>>
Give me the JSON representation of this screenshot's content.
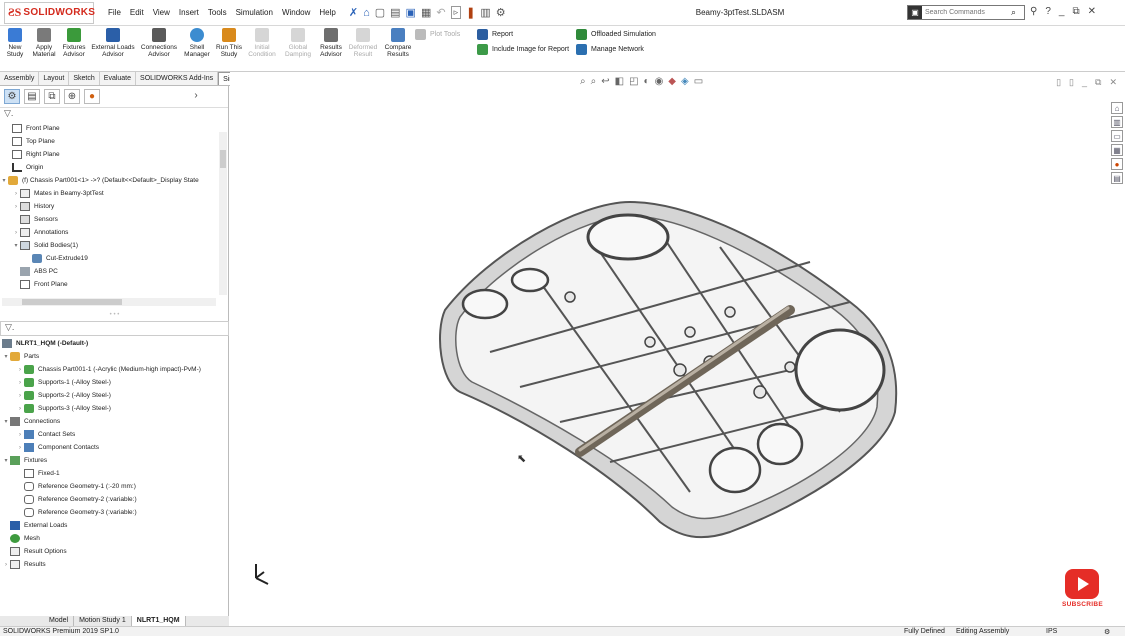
{
  "app": {
    "logo_text": "SOLIDWORKS",
    "document_title": "Beamy-3ptTest.SLDASM"
  },
  "menu": [
    "File",
    "Edit",
    "View",
    "Insert",
    "Tools",
    "Simulation",
    "Window",
    "Help"
  ],
  "search": {
    "placeholder": "Search Commands"
  },
  "ribbon": {
    "new_study": "New Study",
    "apply_material": "Apply Material",
    "fixtures_advisor": "Fixtures Advisor",
    "external_loads_advisor": "External Loads Advisor",
    "connections_advisor": "Connections Advisor",
    "shell_manager": "Shell Manager",
    "run_this_study": "Run This Study",
    "initial_condition": "Initial Condition",
    "global_damping": "Global Damping",
    "results_advisor": "Results Advisor",
    "deformed_result": "Deformed Result",
    "compare_results": "Compare Results",
    "plot_tools": "Plot Tools",
    "report": "Report",
    "include_image": "Include Image for Report",
    "offloaded_simulation": "Offloaded Simulation",
    "manage_network": "Manage Network"
  },
  "command_tabs": [
    "Assembly",
    "Layout",
    "Sketch",
    "Evaluate",
    "SOLIDWORKS Add-Ins",
    "Simulation"
  ],
  "feature_tree": [
    "Front Plane",
    "Top Plane",
    "Right Plane",
    "Origin",
    "(f) Chassis Part001<1> ->? (Default<<Default>_Display State",
    "Mates in Beamy-3ptTest",
    "History",
    "Sensors",
    "Annotations",
    "Solid Bodies(1)",
    "Cut-Extrude19",
    "ABS PC",
    "Front Plane"
  ],
  "study_tree": [
    "NLRT1_HQM (-Default-)",
    "Parts",
    "Chassis Part001-1 (-Acrylic (Medium-high impact)-PvM-)",
    "Supports-1 (-Alloy Steel-)",
    "Supports-2 (-Alloy Steel-)",
    "Supports-3 (-Alloy Steel-)",
    "Connections",
    "Contact Sets",
    "Component Contacts",
    "Fixtures",
    "Fixed-1",
    "Reference Geometry-1 (:-20 mm:)",
    "Reference Geometry-2 (:variable:)",
    "Reference Geometry-3 (:variable:)",
    "External Loads",
    "Mesh",
    "Result Options",
    "Results"
  ],
  "bottom_tabs": [
    "Model",
    "Motion Study 1",
    "NLRT1_HQM"
  ],
  "status": {
    "left": "SOLIDWORKS Premium 2019 SP1.0",
    "state": "Fully Defined",
    "mode": "Editing Assembly",
    "units": "IPS"
  },
  "subscribe_label": "SUBSCRIBE",
  "colors": {
    "brand": "#d42b1e",
    "youtube": "#e52d27"
  }
}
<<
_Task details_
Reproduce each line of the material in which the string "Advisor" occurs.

_Exercise solution_
    "fixtures_advisor": "Fixtures Advisor",
    "external_loads_advisor": "External Loads Advisor",
    "connections_advisor": "Connections Advisor",
    "results_advisor": "Results Advisor",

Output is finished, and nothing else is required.